On 21 January 1940 Lewis told Warren that she was relieved when his letter arrived "because of her usual inability to imagine any causes for silence except major disaster." Also, the ice on the pond was firm and smooth,and Mrs. Moore warned some guests, "You want to be careful. You have no conception how slippery it. It's simply like ice."
On 28 January 1940 Lewis told Warren, "I begin to suspect that the world is divided not only into the happy and the unhappy, but into those who like happiness and those who, odd as it may seem, really don't."
Lewis on His Interests
On 17 January 1931 Lewis wrote to Warren: "How ones range of interests grows! Do you find a sort of double process going on with the relation to books--that while the number of subjects one wants to read is increasing,the number of books on each which you find worth reading steadily decreases. Already in your own corner of French history you have reached the point at which you know most of the books published will be mere re-hashes..."
He moved on, then added, "Once the world was full of books that seem boring because they gave answers to questions one hadn't asked; everyday I find one of these books to be really boring for the opposite reason--for failing to answer some questions I have asked. Even in things like Anglo Saxon grammar! 'Why Sir, the quantity to be known is larger than I had supposed, but the quantity of knowledge is less than I had conceived possible."[Samuel Johnson]
More on Lewis on Austen
On 4 October 1931 C.S. Lewis wrote to Warren "I also re-read NorthangerAbbey about the same time. Christie well describes it as 'Jane Austen in high spirits.' It is much nearer farce (or burlesque) than the others, but none the worse on that account."
On 9 January 1940 Lewis wrote to Warren, "Harwood and I read to each other from Jane Austen's The Watson's with almost continual chuckles."
On 9 January 1940 Lewis wrote a description of Bath for Warren, ending with "The whole thing with its marriage of Jane Austenish propriety and Wapping nautically made up a very pleasing medley."
On 20 April 1940 Lewis wrote to Warren (quoting from Pride and Prejudice),"But as Mr. Bennett said, 'Do not give way to gloomy thoughts, my dear. Let us hope better things. Let us flatter ourselves that I may be the survivor."
Lewis and the Moonies

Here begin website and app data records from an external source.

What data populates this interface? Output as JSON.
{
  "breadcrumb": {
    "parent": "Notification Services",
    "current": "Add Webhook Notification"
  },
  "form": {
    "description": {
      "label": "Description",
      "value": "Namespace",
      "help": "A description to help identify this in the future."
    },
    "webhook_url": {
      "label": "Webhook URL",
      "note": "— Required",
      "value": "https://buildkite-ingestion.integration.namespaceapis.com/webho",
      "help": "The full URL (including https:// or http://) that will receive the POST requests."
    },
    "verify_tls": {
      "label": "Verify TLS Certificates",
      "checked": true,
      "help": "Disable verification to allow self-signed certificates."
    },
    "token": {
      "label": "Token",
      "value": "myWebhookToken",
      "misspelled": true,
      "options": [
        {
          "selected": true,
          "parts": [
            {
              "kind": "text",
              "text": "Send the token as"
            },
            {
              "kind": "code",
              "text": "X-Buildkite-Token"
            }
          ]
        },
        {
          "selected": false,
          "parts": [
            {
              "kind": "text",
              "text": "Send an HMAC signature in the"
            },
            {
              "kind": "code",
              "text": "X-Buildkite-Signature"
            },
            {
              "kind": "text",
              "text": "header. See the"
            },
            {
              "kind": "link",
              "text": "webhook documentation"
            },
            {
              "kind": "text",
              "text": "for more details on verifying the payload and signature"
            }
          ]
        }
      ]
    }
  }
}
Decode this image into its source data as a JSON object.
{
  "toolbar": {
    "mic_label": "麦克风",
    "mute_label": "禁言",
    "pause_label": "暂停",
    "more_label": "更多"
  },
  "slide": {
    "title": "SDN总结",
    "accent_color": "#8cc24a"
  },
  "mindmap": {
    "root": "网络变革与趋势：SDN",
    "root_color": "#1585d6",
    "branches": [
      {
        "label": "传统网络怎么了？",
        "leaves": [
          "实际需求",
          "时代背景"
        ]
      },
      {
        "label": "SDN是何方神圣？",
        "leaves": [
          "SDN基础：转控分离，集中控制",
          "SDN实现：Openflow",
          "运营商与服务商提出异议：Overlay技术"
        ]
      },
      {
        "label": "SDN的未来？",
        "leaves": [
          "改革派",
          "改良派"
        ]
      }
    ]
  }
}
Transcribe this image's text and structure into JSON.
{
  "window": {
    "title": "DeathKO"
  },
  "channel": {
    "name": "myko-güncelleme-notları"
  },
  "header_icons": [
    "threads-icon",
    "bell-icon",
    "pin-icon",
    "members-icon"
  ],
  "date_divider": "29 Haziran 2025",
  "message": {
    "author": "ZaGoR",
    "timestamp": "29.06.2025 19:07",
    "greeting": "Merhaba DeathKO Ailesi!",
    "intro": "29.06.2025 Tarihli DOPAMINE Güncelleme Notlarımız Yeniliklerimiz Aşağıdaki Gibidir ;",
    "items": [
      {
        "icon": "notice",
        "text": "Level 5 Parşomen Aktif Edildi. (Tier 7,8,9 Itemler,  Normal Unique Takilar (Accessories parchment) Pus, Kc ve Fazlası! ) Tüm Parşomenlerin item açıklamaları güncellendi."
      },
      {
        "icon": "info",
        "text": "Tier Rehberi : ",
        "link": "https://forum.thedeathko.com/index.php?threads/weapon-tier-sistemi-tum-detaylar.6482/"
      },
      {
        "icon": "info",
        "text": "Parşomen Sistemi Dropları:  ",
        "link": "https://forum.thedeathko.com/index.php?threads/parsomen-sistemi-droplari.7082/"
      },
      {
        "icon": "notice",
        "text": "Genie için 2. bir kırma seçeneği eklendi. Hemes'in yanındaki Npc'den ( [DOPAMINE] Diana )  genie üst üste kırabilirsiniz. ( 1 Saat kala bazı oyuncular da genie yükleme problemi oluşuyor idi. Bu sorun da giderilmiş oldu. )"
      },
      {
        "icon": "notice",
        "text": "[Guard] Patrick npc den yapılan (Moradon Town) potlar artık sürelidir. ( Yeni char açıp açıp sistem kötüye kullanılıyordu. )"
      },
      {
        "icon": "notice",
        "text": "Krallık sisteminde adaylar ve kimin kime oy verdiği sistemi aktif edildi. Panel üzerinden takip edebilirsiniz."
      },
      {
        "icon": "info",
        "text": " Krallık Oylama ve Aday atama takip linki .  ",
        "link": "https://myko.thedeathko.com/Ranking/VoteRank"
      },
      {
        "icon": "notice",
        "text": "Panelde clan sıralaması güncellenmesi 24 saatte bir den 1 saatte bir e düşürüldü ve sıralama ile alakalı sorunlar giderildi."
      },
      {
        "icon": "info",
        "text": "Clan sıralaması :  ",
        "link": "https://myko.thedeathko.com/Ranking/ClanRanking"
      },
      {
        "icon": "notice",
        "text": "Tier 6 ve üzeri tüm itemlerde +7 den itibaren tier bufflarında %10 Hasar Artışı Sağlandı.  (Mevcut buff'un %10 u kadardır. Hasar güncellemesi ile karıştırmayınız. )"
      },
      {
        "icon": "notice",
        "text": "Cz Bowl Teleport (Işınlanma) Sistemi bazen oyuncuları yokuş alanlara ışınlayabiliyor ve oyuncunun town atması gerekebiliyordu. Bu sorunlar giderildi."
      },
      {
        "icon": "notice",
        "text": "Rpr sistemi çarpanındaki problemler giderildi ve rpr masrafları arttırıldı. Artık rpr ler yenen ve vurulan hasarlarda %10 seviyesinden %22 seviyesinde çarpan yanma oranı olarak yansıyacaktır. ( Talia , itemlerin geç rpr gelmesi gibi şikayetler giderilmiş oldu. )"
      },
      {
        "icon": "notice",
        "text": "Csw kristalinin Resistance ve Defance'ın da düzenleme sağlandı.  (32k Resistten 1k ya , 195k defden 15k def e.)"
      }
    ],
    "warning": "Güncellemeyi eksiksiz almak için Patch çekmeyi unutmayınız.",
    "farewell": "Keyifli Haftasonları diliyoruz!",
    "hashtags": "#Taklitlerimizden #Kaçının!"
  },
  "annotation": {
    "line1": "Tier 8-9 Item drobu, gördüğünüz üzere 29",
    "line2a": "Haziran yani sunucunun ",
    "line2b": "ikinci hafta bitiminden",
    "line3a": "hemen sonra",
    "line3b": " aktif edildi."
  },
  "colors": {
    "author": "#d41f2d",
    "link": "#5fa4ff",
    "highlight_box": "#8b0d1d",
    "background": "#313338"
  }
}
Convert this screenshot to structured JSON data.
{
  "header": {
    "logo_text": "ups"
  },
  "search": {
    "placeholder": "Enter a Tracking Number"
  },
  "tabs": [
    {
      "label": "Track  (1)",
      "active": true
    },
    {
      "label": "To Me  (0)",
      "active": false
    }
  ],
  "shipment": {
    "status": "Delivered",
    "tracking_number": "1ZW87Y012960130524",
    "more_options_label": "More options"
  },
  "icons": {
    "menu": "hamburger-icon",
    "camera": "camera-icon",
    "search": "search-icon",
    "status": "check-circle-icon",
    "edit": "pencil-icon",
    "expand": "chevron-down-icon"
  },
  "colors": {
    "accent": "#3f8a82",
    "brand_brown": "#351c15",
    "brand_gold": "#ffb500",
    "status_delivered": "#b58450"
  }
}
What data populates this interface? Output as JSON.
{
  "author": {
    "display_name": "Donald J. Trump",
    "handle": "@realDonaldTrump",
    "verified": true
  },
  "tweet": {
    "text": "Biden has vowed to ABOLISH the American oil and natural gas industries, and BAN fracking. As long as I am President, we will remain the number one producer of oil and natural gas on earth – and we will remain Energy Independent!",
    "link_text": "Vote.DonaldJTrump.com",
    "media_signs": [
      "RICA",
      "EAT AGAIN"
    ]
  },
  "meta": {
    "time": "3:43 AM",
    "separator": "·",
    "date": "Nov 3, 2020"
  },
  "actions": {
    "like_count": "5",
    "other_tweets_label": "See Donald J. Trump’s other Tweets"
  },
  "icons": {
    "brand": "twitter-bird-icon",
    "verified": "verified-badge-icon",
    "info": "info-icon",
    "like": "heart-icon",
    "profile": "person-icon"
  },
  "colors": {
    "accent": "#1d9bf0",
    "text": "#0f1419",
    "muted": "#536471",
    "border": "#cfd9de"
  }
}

"Allen Tate Wood, grandson of Poet Allen Tate and novelist Carolyn Gordon, has written an absorbing account of his four-and-a-half years as a member of one of the most controversial of the new religious movements, the Unification Church of Sun Myung Moon."
Thus Ronald Enroth began his review of Wood's Moonstruck: A Memoir of My Life in a Cult that appeared in the June 1980 issue of New Oxford Review (Enroth is a Professor of Sociology at Westmont College and an authority on contemporary cults.) Wood, who served as second-highest member of the political arm of the Unification Church, describes its behind-the-scenes political influence and psychic/occult preoccupations.
According to Enroth, "The book concludes with a too brief discussion of the author's gradual drift toward severing all ties with the Moonies. Wood was 'deprogrammed' by reading C.S. Lewis's That Hideous Strength. According to Wood, 'the book struck a deep emotional chord. . . . the spell was utterly and finally lifted from my shoulders. . . . When I finished the book I knew I was out of the Moonies."